When I had a crush on the boy, I kicked him or at least tried to, once chasing Costas down the aisle of a rare empty auditorium at PS 110.
But when it came to punching, that was a horse of a different challenge, usually issued by Michael or Uriah or Antonio or whoever else felt it necessary to call me to a fight and I held dear to my record of never losing which was much different than always winning.

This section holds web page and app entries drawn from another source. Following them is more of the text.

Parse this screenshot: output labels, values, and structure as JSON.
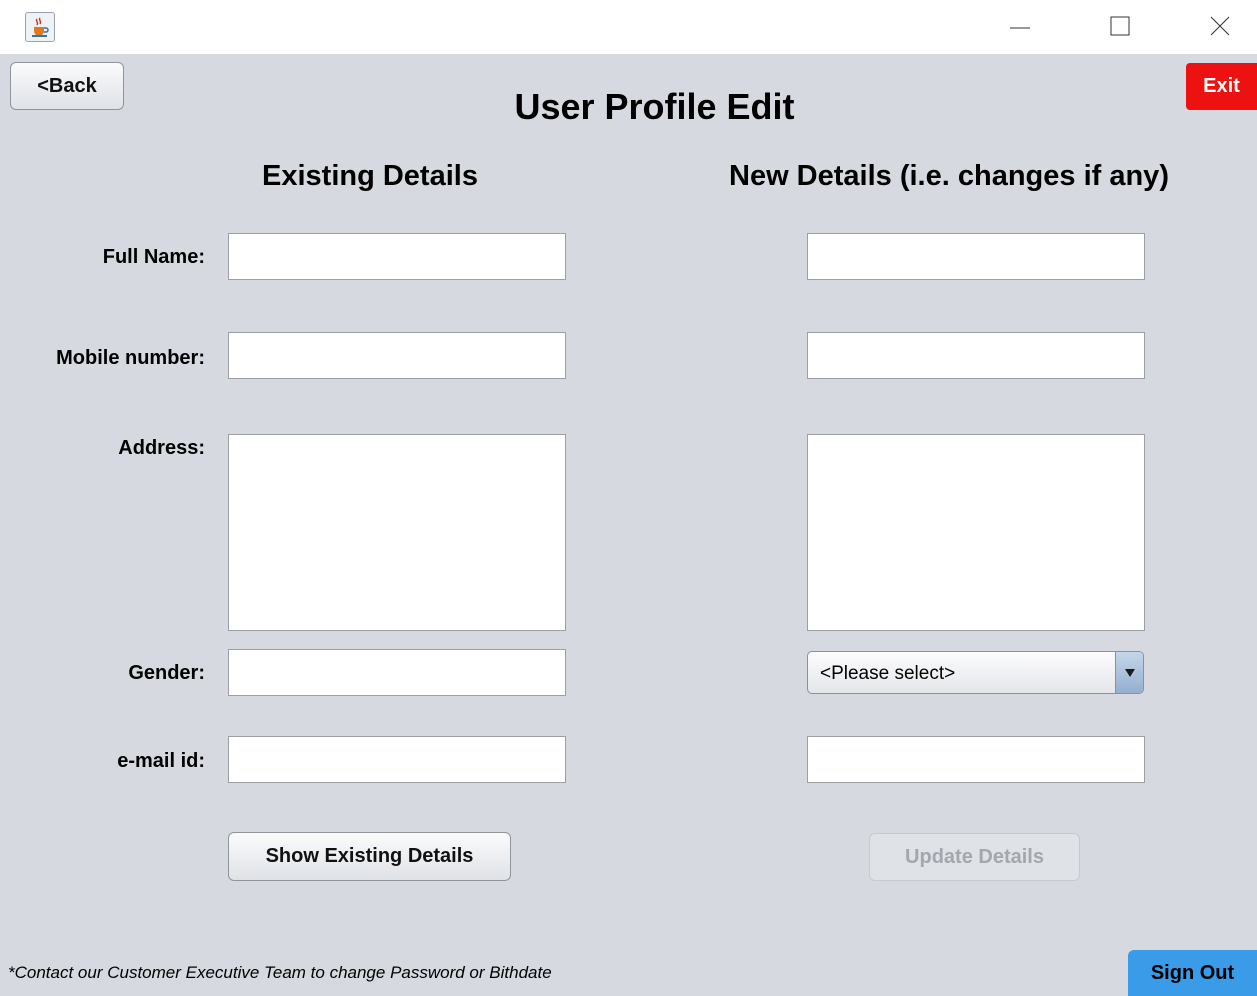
{
  "window": {
    "app_icon": "java-cup-icon",
    "controls": [
      "minimize-icon",
      "maximize-icon",
      "close-icon"
    ]
  },
  "header": {
    "back_label": "<Back",
    "exit_label": "Exit",
    "title": "User Profile Edit"
  },
  "columns": {
    "existing_heading": "Existing Details",
    "new_heading": "New Details (i.e. changes if any)"
  },
  "form": {
    "full_name_label": "Full Name:",
    "mobile_label": "Mobile number:",
    "address_label": "Address:",
    "gender_label": "Gender:",
    "email_label": "e-mail id:",
    "gender_select_value": "<Please select>",
    "existing": {
      "full_name": "",
      "mobile": "",
      "address": "",
      "gender": "",
      "email": ""
    },
    "new": {
      "full_name": "",
      "mobile": "",
      "address": "",
      "email": ""
    }
  },
  "actions": {
    "show_label": "Show Existing Details",
    "update_label": "Update Details",
    "signout_label": "Sign Out"
  },
  "footer": {
    "note": "*Contact our Customer Executive Team to change Password or Bithdate"
  },
  "colors": {
    "background": "#d6d9e0",
    "exit": "#ee1111",
    "signout": "#3a9be8"
  }
}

I just punched back long enough for a teacher to rush out onto Cannon Street and drag me back into the school and wash off the bloody nose.

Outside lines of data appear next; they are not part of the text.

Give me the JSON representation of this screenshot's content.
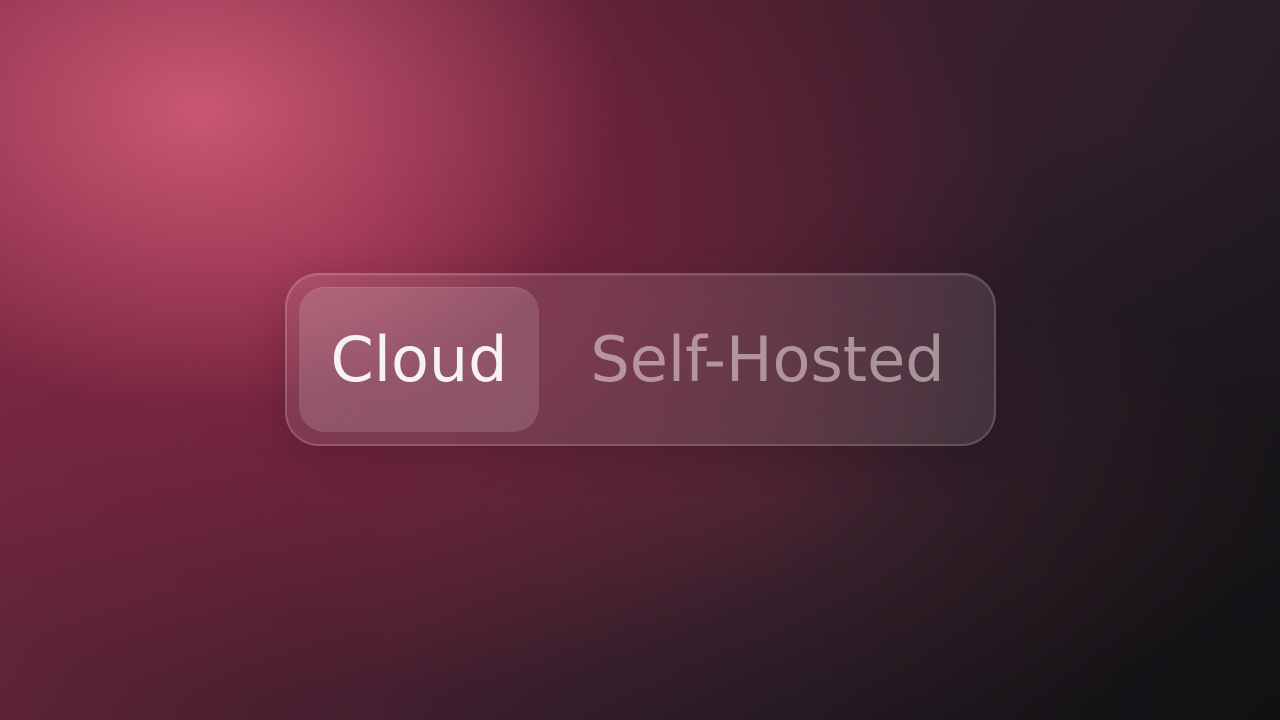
{
  "segmented_control": {
    "options": [
      {
        "label": "Cloud",
        "selected": true
      },
      {
        "label": "Self-Hosted",
        "selected": false
      }
    ]
  }
}
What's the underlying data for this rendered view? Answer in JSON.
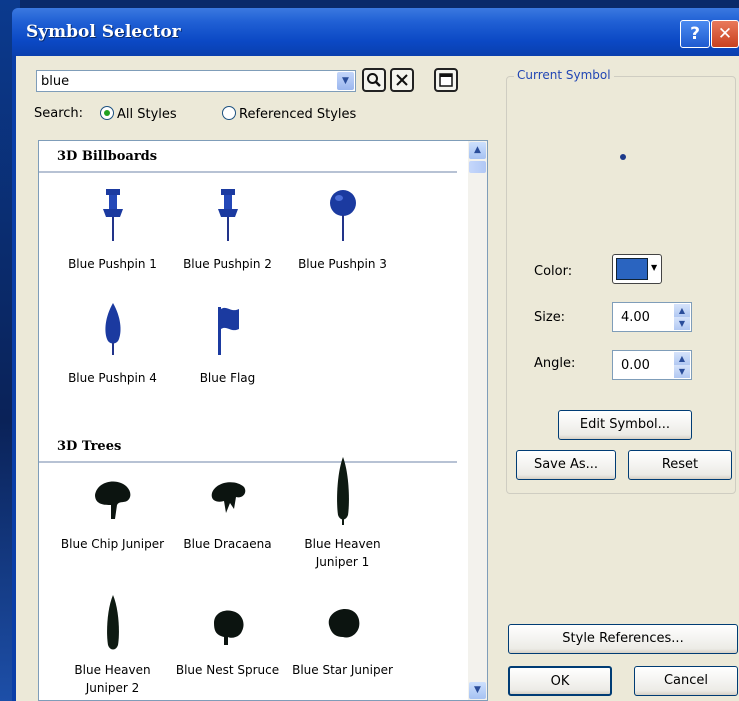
{
  "window": {
    "title": "Symbol Selector",
    "help_glyph": "?",
    "close_glyph": "✕"
  },
  "search": {
    "value": "blue",
    "label": "Search:",
    "options": [
      "All Styles",
      "Referenced Styles"
    ],
    "selected": "All Styles"
  },
  "groups": [
    {
      "name": "3D Billboards",
      "items": [
        {
          "label": "Blue Pushpin 1",
          "icon": "pushpin-1-icon"
        },
        {
          "label": "Blue Pushpin 2",
          "icon": "pushpin-2-icon"
        },
        {
          "label": "Blue Pushpin 3",
          "icon": "pushpin-3-icon"
        },
        {
          "label": "Blue Pushpin 4",
          "icon": "pushpin-4-icon"
        },
        {
          "label": "Blue Flag",
          "icon": "flag-icon"
        }
      ]
    },
    {
      "name": "3D Trees",
      "items": [
        {
          "label": "Blue Chip Juniper",
          "icon": "tree-icon"
        },
        {
          "label": "Blue Dracaena",
          "icon": "tree-icon"
        },
        {
          "label": "Blue Heaven Juniper 1",
          "icon": "tall-tree-icon"
        },
        {
          "label": "Blue Heaven Juniper 2",
          "icon": "tall-tree-icon"
        },
        {
          "label": "Blue Nest Spruce",
          "icon": "tree-icon"
        },
        {
          "label": "Blue Star Juniper",
          "icon": "tree-icon"
        }
      ]
    }
  ],
  "current_symbol": {
    "title": "Current Symbol",
    "color_label": "Color:",
    "color": "#2a64c0",
    "size_label": "Size:",
    "size": "4.00",
    "angle_label": "Angle:",
    "angle": "0.00"
  },
  "buttons": {
    "edit_symbol": "Edit Symbol...",
    "save_as": "Save As...",
    "reset": "Reset",
    "style_references": "Style References...",
    "ok": "OK",
    "cancel": "Cancel"
  }
}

And then Junior High School 56 loomed on the horizon and we were all sat down and told of one kid being stabbed, another thrown off the roof (maybe it was the same kid) and what was a right and skill - to punch back - suddenly had much different consequences.
At 6th Grade graduation, an autograph book filled with well wishes from classmates and teachers alike, a note to myself:
"When I get into junior high school, I must act more mature, try to advoid fights and don't talk back and be quiet...""
...because "all they that take the sword shall perish with the sword," and I was told there was fun waiting for me in high school.
MY PRIVATE CONEY presents IT WAS HER NEW YORK, the short stories that accompany the work-in-progress video and photo collection of the same name (myprivateconey.com - media link - IT WAS HER NEW YORK). The stories and the media explore the tender rubble that holds both my mother, Florence's and New York's soul as one disappears into old age and the other into gentrification. All are real observations and/or experiences with very little tall-tale telling.
Except when it makes the story better.
Please visit myprivateconey.com for additional information and sample works.
In Memoriam: Lloyd M. Rucker, 1957-2013
The Chelsea community is united this week in mourning the passing of one of its own, artist Lloyd M. Rucker. Although the exact circumstances of Lloyd’s deat...